I have discussed in detail the precautions we have taken within the practice to reduce our exposure and even run these by my wife to see if she thinks she can do this better. I also think she feels it is reassuring when I am remote working for a week at time. I am sure it also helps that during breaks, I can then spend more time with our son.

I feel this does reassure my wife, but I also explain all the systems we have in place at the practice to screen patients before they come in. We have also made a plan in case I do get infected on how we will manage this, including how I would self-isolate for seven days away from them to prevent them becoming unwell.

Having discussed this, given the unknowns of Covid-19, my wife says she will always worry and there is little I think I can do further to help her anxieties.

Michelle Barksby, practice manager at Sherwood Medical Practice, Nottinghamshire

I’ve always loved my job as a practice manager. Sure, there have been times when I’ve thought of throwing in the towel or I’ve wondered why I never trained to be a horse whisperer or an astronaut, but fundamentally I love this job. But, never before has it felt quite so scary and daunting. As managers we are supposed to have the answers and be able to steer others through the storm. How do we do that when we don’t know when it will end or what the future will look like?

Managing staff fear and concerns is a big part of the job. The psychological impact of this pandemic will affect every person within the team, often in quite unexpected ways. When staff are worried about their own health or about their families, you need to take time to allow them to outline fears and concerns.
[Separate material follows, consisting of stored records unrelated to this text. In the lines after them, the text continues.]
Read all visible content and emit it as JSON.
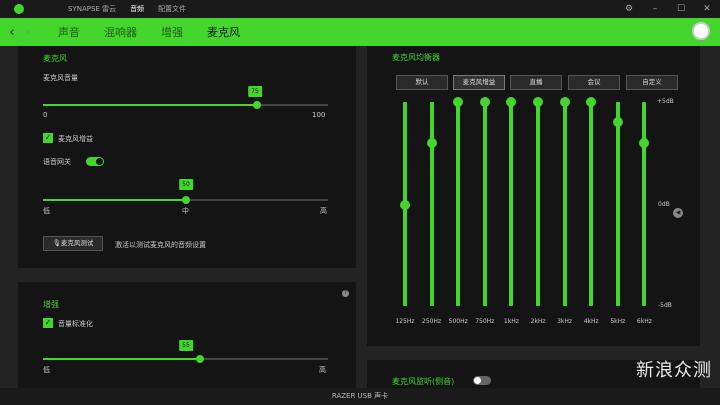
{
  "titlebar": {
    "items": [
      "SYNAPSE 雷云",
      "音频",
      "配置文件"
    ],
    "active_index": 1,
    "controls": [
      "gear-icon",
      "minimize-icon",
      "maximize-icon",
      "close-icon"
    ]
  },
  "navbar": {
    "tabs": [
      "声音",
      "混响器",
      "增强",
      "麦克风"
    ],
    "active_index": 3
  },
  "mic_panel": {
    "title": "麦克风",
    "volume": {
      "label": "麦克风音量",
      "value": "75",
      "min": "0",
      "max": "100",
      "fraction": 0.75
    },
    "boost": {
      "label": "麦克风增益",
      "checked": true
    },
    "sidetone": {
      "label": "语音网关",
      "on": true
    },
    "gate": {
      "value": "50",
      "low": "低",
      "mid": "中",
      "high": "高",
      "fraction": 0.5
    },
    "test": {
      "button": "麦克风测试",
      "hint": "激活以测试麦克风的音频设置"
    }
  },
  "enhance_panel": {
    "title": "增强",
    "normalize": {
      "label": "音量标准化",
      "checked": true
    },
    "slider": {
      "value": "55",
      "low": "低",
      "high": "高",
      "fraction": 0.55
    },
    "help": "?"
  },
  "eq_panel": {
    "title": "麦克风均衡器",
    "presets": [
      "默认",
      "麦克风增益",
      "直播",
      "会议",
      "自定义"
    ],
    "active_preset": 1,
    "scale": {
      "top": "+5dB",
      "mid": "0dB",
      "bottom": "-5dB"
    },
    "bands": [
      {
        "freq": "125Hz",
        "db": -0.05
      },
      {
        "freq": "250Hz",
        "db": 3.0
      },
      {
        "freq": "500Hz",
        "db": 5.0
      },
      {
        "freq": "750Hz",
        "db": 5.0
      },
      {
        "freq": "1kHz",
        "db": 5.0
      },
      {
        "freq": "2kHz",
        "db": 5.0
      },
      {
        "freq": "3kHz",
        "db": 5.0
      },
      {
        "freq": "4kHz",
        "db": 5.0
      },
      {
        "freq": "5kHz",
        "db": 4.0
      },
      {
        "freq": "6kHz",
        "db": 3.0
      }
    ]
  },
  "bottom_panel": {
    "label": "麦克风监听(侧音)",
    "on": false
  },
  "statusbar": {
    "device": "RAZER USB 声卡"
  },
  "watermark": "新浪众测",
  "colors": {
    "accent": "#44d62c",
    "panel": "#141414",
    "background": "#232323"
  }
}
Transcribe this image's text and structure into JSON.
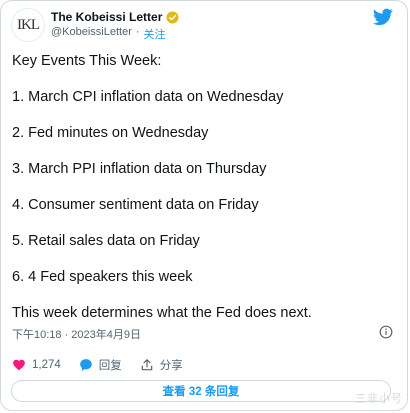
{
  "author": {
    "avatar_text": "IKL",
    "display_name": "The Kobeissi Letter",
    "handle": "@KobeissiLetter",
    "separator": "·",
    "follow_label": "关注"
  },
  "tweet": {
    "lines": [
      "Key Events This Week:",
      "1. March CPI inflation data on Wednesday",
      "2. Fed minutes on Wednesday",
      "3. March PPI inflation data on Thursday",
      "4. Consumer sentiment data on Friday",
      "5. Retail sales data on Friday",
      "6. 4 Fed speakers this week",
      "This week determines what the Fed does next."
    ],
    "timestamp": "下午10:18 · 2023年4月9日"
  },
  "actions": {
    "like_count": "1,274",
    "reply_label": "回复",
    "share_label": "分享"
  },
  "replies_button": {
    "label": "查看 32 条回复"
  },
  "watermark": {
    "text": "三非小号"
  },
  "colors": {
    "accent": "#1d9bf0",
    "like": "#f91880",
    "verified_badge": "#e2b719",
    "text_primary": "#0f1419",
    "text_secondary": "#536471"
  }
}
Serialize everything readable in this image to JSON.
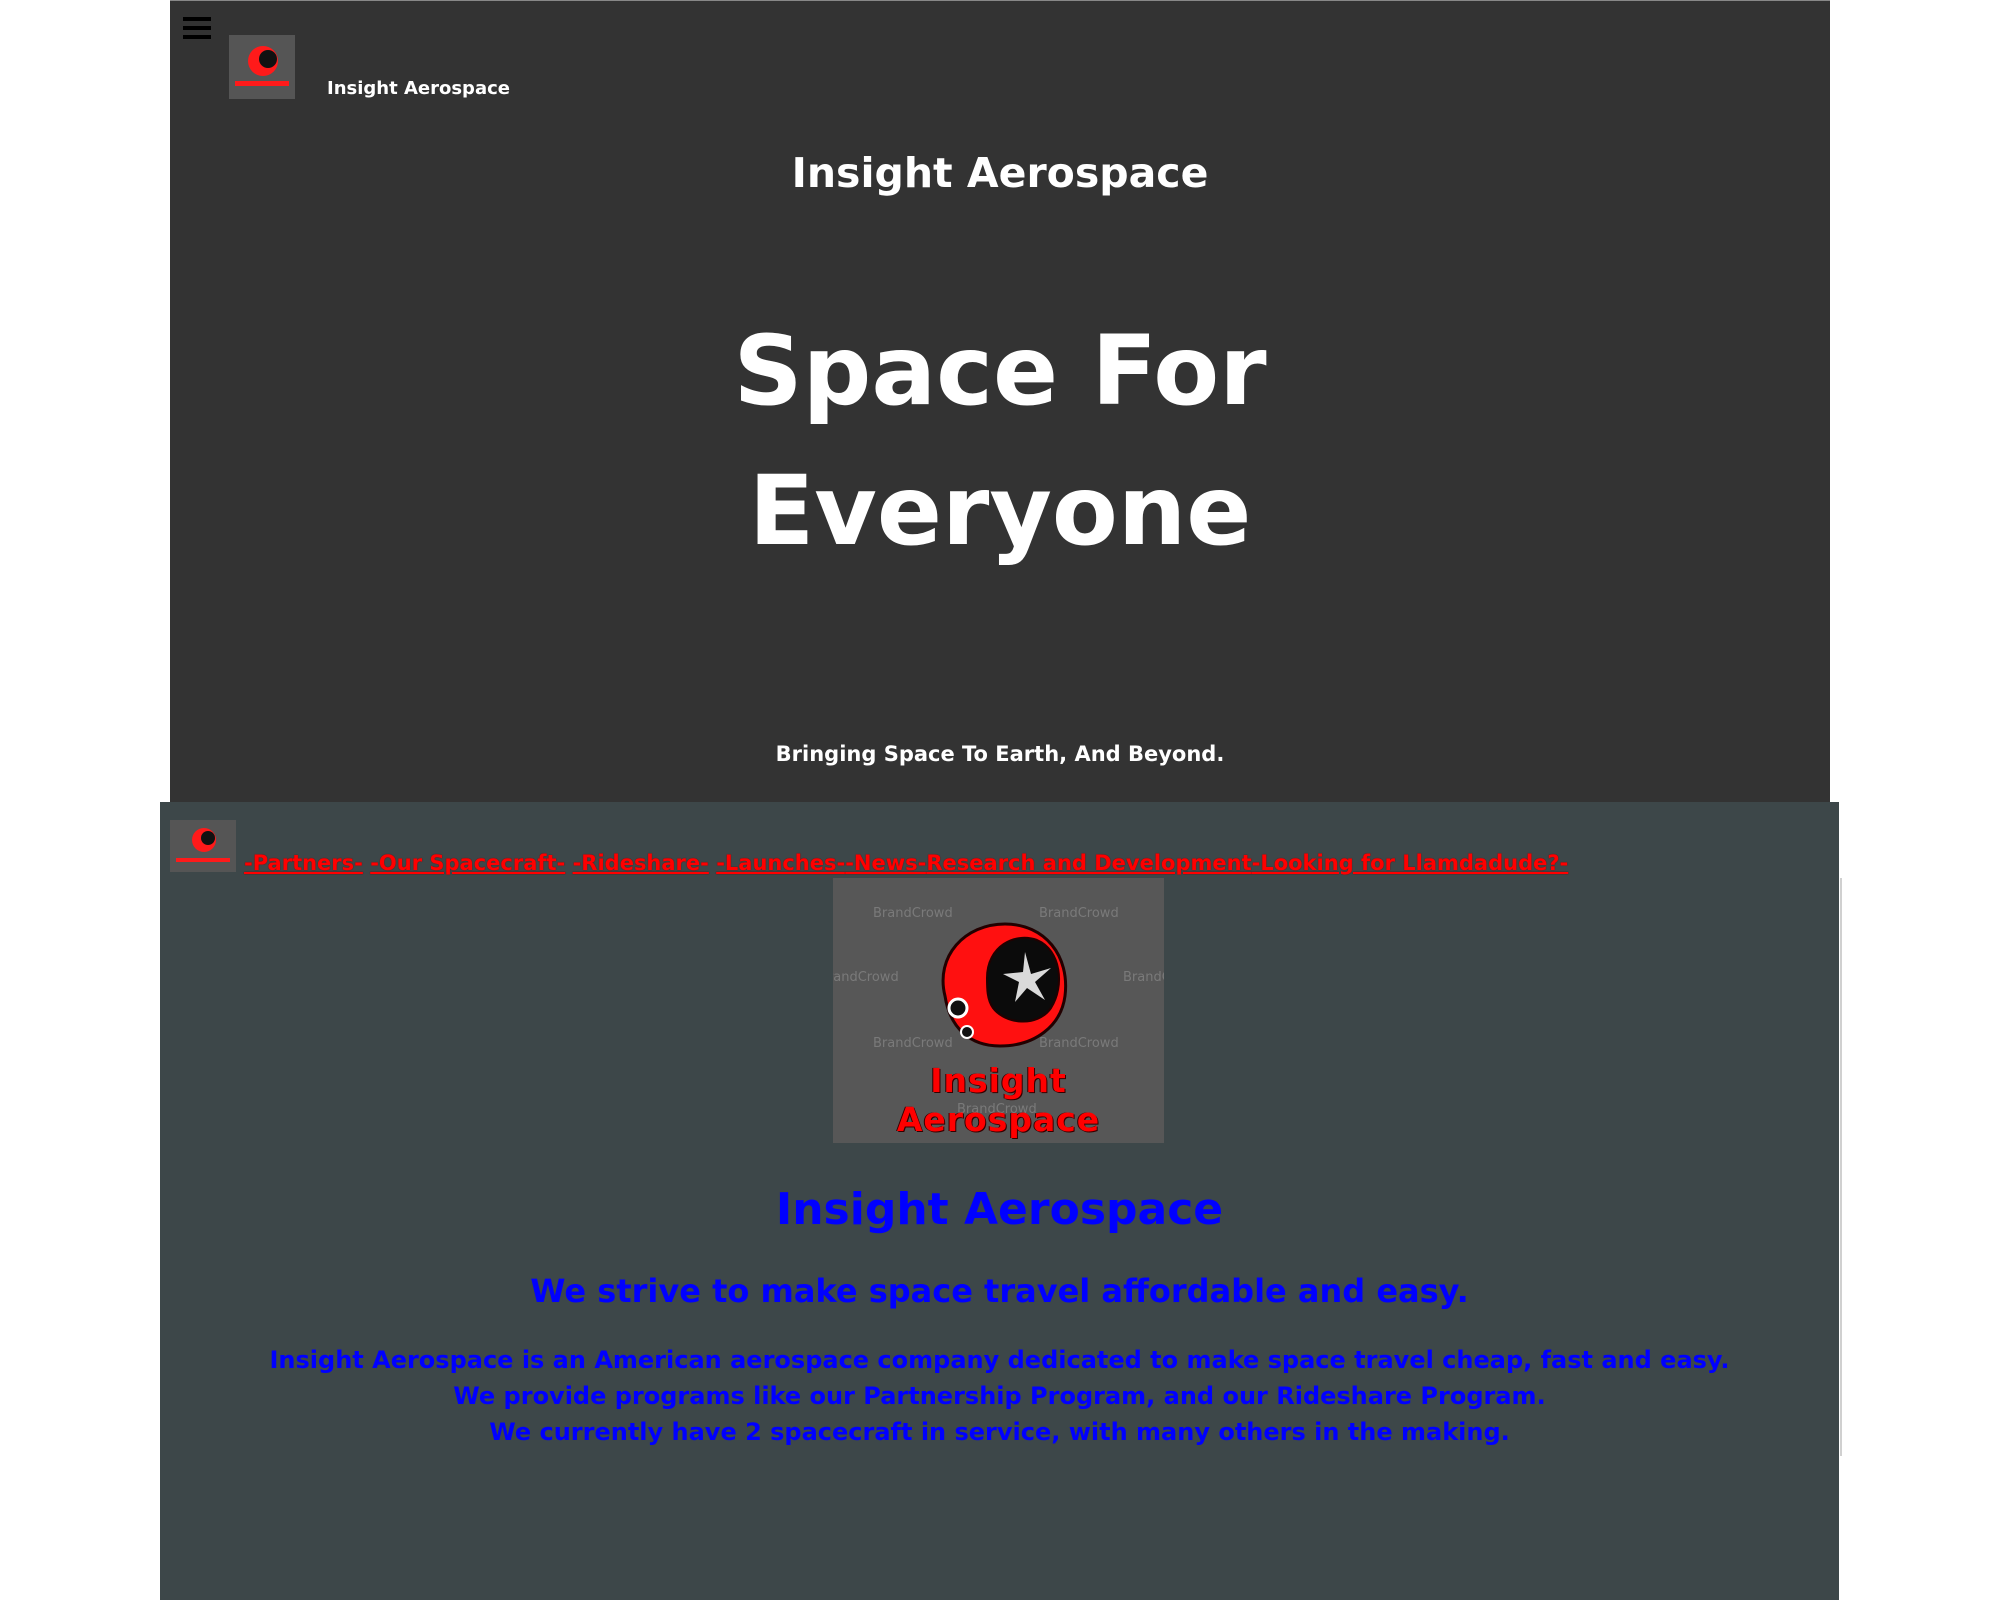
{
  "hero": {
    "brand": "Insight Aerospace",
    "title": "Insight Aerospace",
    "headline_line1": "Space For",
    "headline_line2": "Everyone",
    "tagline": "Bringing Space To Earth, And Beyond."
  },
  "nav": {
    "links": [
      "-Partners-",
      "-Our Spacecraft-",
      "-Rideshare-",
      "-Launches-",
      "-News-",
      "Research and Development",
      "-Looking for Llamdadude?-"
    ]
  },
  "logo": {
    "text": "Insight Aerospace",
    "watermark": "BrandCrowd"
  },
  "about": {
    "title": "Insight Aerospace",
    "subtitle": "We strive to make space travel affordable and easy.",
    "lines": [
      "Insight Aerospace is an American aerospace company dedicated to make space travel cheap, fast and easy.",
      "We provide programs like our Partnership Program, and our Rideshare Program.",
      "We currently have 2 spacecraft in service, with many others in the making."
    ]
  },
  "colors": {
    "hero_bg": "#333333",
    "section_bg": "#3d4749",
    "nav_link": "#ff0000",
    "about_text": "#0000ff"
  }
}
People who are usually stoical may be affected in ways you could not have foreseen. 

The most important role you can play is to listen. Discuss with team members their own or their family’s anxieties, breaking down the elements and addressing each area. Consider ways in which they can help to alleviate these fears, for example, changing clothes as soon as they’re home. Do your best to ensure staff have appropriate PPE when working on site and implement remote working. Perhaps purchase scrubs or additional uniforms to allow them to change more regularly. Allow staff to change on site and arrive/leave in their own clothes if this helps.
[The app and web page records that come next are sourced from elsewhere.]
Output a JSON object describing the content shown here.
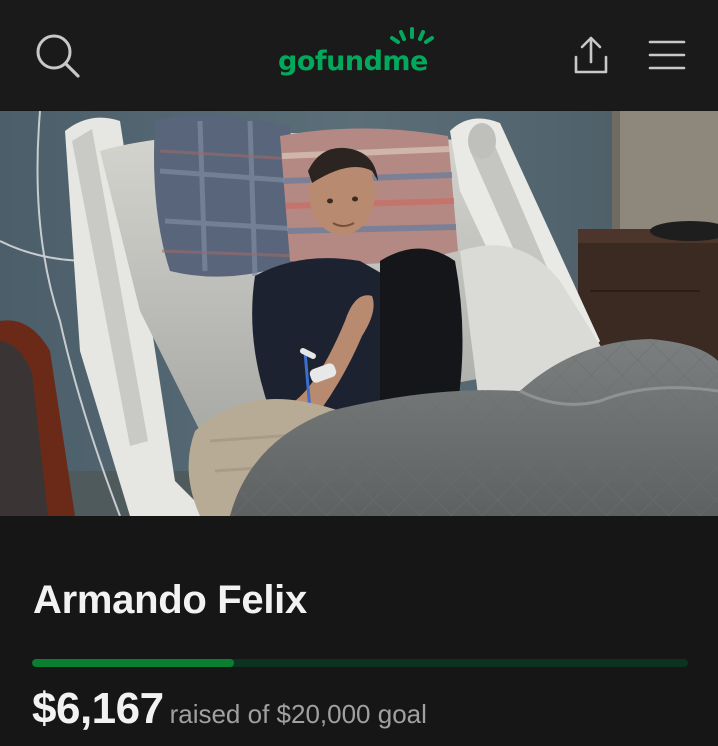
{
  "header": {
    "logo_text": "gofundme",
    "brand_color": "#02a95c",
    "icons": [
      "search-icon",
      "share-icon",
      "hamburger-menu-icon"
    ]
  },
  "campaign": {
    "title": "Armando Felix",
    "amount_raised": "$6,167",
    "raised_of_text": "raised of $20,000 goal",
    "progress_fraction": 0.308
  }
}
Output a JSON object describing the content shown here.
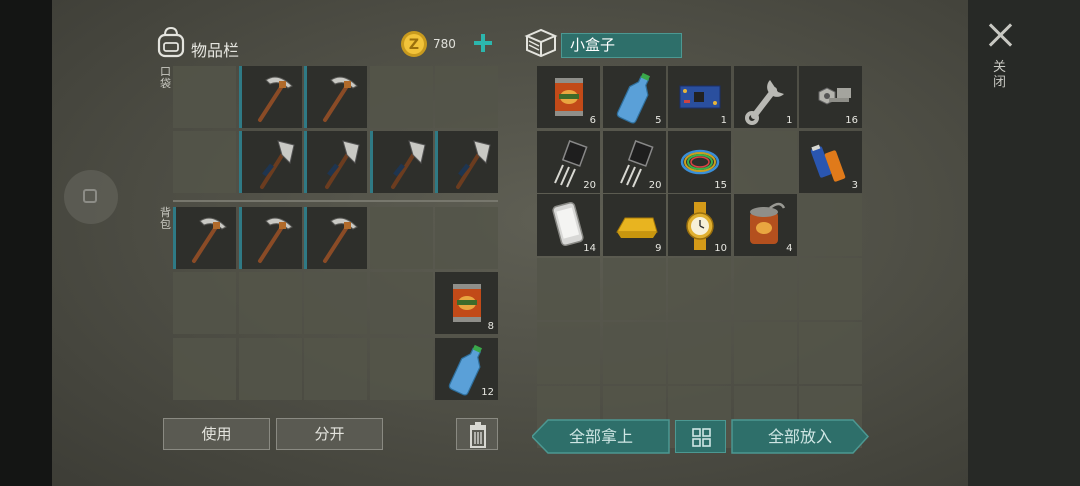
{
  "inventory": {
    "title": "物品栏",
    "coins": "780",
    "pocket_label": "口袋",
    "backpack_label": "背包"
  },
  "container": {
    "name": "小盒子"
  },
  "buttons": {
    "use": "使用",
    "split": "分开",
    "take_all": "全部拿上",
    "put_all": "全部放入"
  },
  "close_label": "关闭",
  "colors": {
    "accent": "#2cb6ad",
    "selected_fill": "#2e6f6a",
    "slot_filled": "#2e2f2b",
    "slot_empty": "#545549"
  },
  "inventory_slots": [
    {
      "item": "empty",
      "count": ""
    },
    {
      "item": "pickaxe",
      "count": ""
    },
    {
      "item": "pickaxe",
      "count": ""
    },
    {
      "item": "empty",
      "count": ""
    },
    {
      "item": "empty",
      "count": ""
    },
    {
      "item": "empty",
      "count": ""
    },
    {
      "item": "axe",
      "count": ""
    },
    {
      "item": "axe",
      "count": ""
    },
    {
      "item": "axe",
      "count": ""
    },
    {
      "item": "axe",
      "count": ""
    },
    {
      "item": "pickaxe",
      "count": ""
    },
    {
      "item": "pickaxe",
      "count": ""
    },
    {
      "item": "pickaxe",
      "count": ""
    },
    {
      "item": "empty",
      "count": ""
    },
    {
      "item": "empty",
      "count": ""
    },
    {
      "item": "empty",
      "count": ""
    },
    {
      "item": "empty",
      "count": ""
    },
    {
      "item": "empty",
      "count": ""
    },
    {
      "item": "empty",
      "count": ""
    },
    {
      "item": "food-can",
      "count": "8"
    },
    {
      "item": "empty",
      "count": ""
    },
    {
      "item": "empty",
      "count": ""
    },
    {
      "item": "empty",
      "count": ""
    },
    {
      "item": "empty",
      "count": ""
    },
    {
      "item": "water-bottle",
      "count": "12"
    }
  ],
  "container_slots": [
    {
      "item": "food-can",
      "count": "6"
    },
    {
      "item": "water-bottle",
      "count": "5"
    },
    {
      "item": "circuit-board",
      "count": "1"
    },
    {
      "item": "wrench",
      "count": "1"
    },
    {
      "item": "nuts-bolts",
      "count": "16"
    },
    {
      "item": "transistor",
      "count": "20"
    },
    {
      "item": "transistor",
      "count": "20"
    },
    {
      "item": "wires",
      "count": "15"
    },
    {
      "item": "empty",
      "count": ""
    },
    {
      "item": "batteries",
      "count": "3"
    },
    {
      "item": "smartphone",
      "count": "14"
    },
    {
      "item": "gold-bar",
      "count": "9"
    },
    {
      "item": "gold-watch",
      "count": "10"
    },
    {
      "item": "open-can",
      "count": "4"
    },
    {
      "item": "empty",
      "count": ""
    },
    {
      "item": "empty",
      "count": ""
    },
    {
      "item": "empty",
      "count": ""
    },
    {
      "item": "empty",
      "count": ""
    },
    {
      "item": "empty",
      "count": ""
    },
    {
      "item": "empty",
      "count": ""
    },
    {
      "item": "empty",
      "count": ""
    },
    {
      "item": "empty",
      "count": ""
    },
    {
      "item": "empty",
      "count": ""
    },
    {
      "item": "empty",
      "count": ""
    },
    {
      "item": "empty",
      "count": ""
    },
    {
      "item": "empty",
      "count": ""
    },
    {
      "item": "empty",
      "count": ""
    },
    {
      "item": "empty",
      "count": ""
    },
    {
      "item": "empty",
      "count": ""
    },
    {
      "item": "empty",
      "count": ""
    }
  ]
}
With your own family, I suggest you follow the same advice. Distil the reasons for fear and anxiety and how you can mitigate these. Try to step outside of the role. View yourself as a member of the team and use all the ideas you’ve shared with your colleagues. Set up your own decontamination station and do the best you can to stay safe.

Nick Nurden, business manager, The Ridge Medical Practice, Bradford
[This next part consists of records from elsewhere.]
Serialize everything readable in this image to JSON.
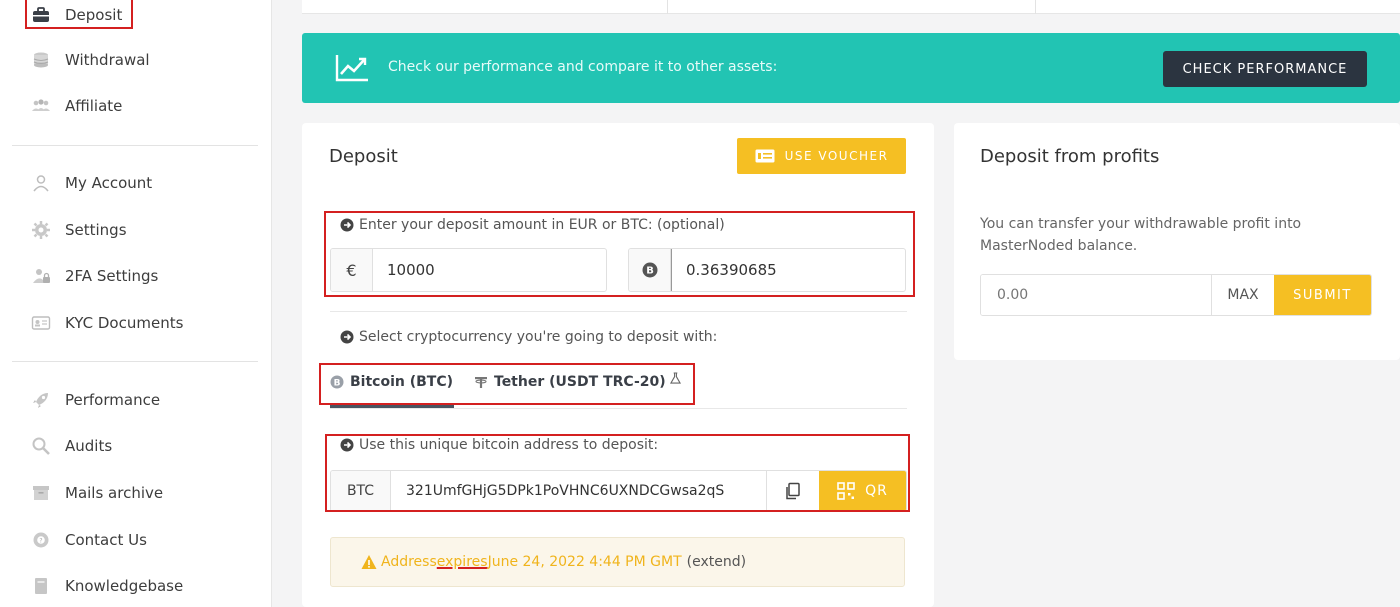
{
  "sidebar": {
    "items": [
      {
        "label": "Deposit",
        "icon": "briefcase-icon"
      },
      {
        "label": "Withdrawal",
        "icon": "coins-icon"
      },
      {
        "label": "Affiliate",
        "icon": "users-icon"
      },
      {
        "label": "My Account",
        "icon": "user-icon"
      },
      {
        "label": "Settings",
        "icon": "gear-icon"
      },
      {
        "label": "2FA Settings",
        "icon": "user-lock-icon"
      },
      {
        "label": "KYC Documents",
        "icon": "id-card-icon"
      },
      {
        "label": "Performance",
        "icon": "rocket-icon"
      },
      {
        "label": "Audits",
        "icon": "magnifier-icon"
      },
      {
        "label": "Mails archive",
        "icon": "archive-icon"
      },
      {
        "label": "Contact Us",
        "icon": "support-icon"
      },
      {
        "label": "Knowledgebase",
        "icon": "book-icon"
      }
    ]
  },
  "banner": {
    "text": "Check our performance and compare it to other assets:",
    "button_label": "CHECK PERFORMANCE",
    "color": "#22c4b3"
  },
  "deposit": {
    "title": "Deposit",
    "voucher_label": "USE VOUCHER",
    "amount_label": "Enter your deposit amount in EUR or BTC: (optional)",
    "eur_symbol": "€",
    "eur_value": "10000",
    "btc_value": "0.36390685",
    "crypto_label": "Select cryptocurrency you're going to deposit with:",
    "tabs": [
      {
        "label": "Bitcoin (BTC)",
        "icon": "bitcoin-icon"
      },
      {
        "label": "Tether (USDT TRC-20)",
        "icon": "tether-icon"
      }
    ],
    "address_label": "Use this unique bitcoin address to deposit:",
    "address_prefix": "BTC",
    "address": "321UmfGHjG5DPk1PoVHNC6UXNDCGwsa2qS",
    "qr_label": "QR",
    "warning_prefix": "Address ",
    "warning_expires": "expires",
    "warning_date": " June 24, 2022 4:44 PM GMT",
    "warning_extend": "(extend)"
  },
  "profits": {
    "title": "Deposit from profits",
    "description": "You can transfer your withdrawable profit into MasterNoded balance.",
    "amount_placeholder": "0.00",
    "max_label": "MAX",
    "submit_label": "SUBMIT"
  },
  "colors": {
    "accent_yellow": "#f5bf23",
    "dark_button": "#2b3440",
    "highlight_red": "#d42020"
  }
}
Many of our staff have been very worried about the possible implications of catching this virus. Families have felt that they were more at risk living with someone who works in primary care. We have been very open with our staff about the risks and shown that we have taken them very seriously. We have had an engaged conversation about their worries and what we could do to help allay them. This ranged from providing them with the best information (to set this against what they have read on social media which is often not helpful) to discussing the precautions that we took in the way in which we run the practice. 

We openly discussed how we would engage with patients, who we actually needed to be at work, and facilitated people working from home wherever possible. We have a strong level of trust with our team and this has meant that they can work at home knowing that they will work hard for us, as they are empowered to fulfil their roles with minimum supervision anyway. They were involved in our plans for a new way of working, making sure patients only come into the practice when they really need to and  thinking about how we could continue to deliver care by telephone, video or other means – something our team was passionate about. 

We have supported those that really need to stay at home and made sure those who are still able to come to work are safe, and feel safe, when they are in the practice. Many still have some worries – we can’t eliminate that – but we have been able to provide as much reassurance as we can. This has been made easier because we have always had a great relationship with our practice team, have always listened to them and taken into account their concerns and ideas.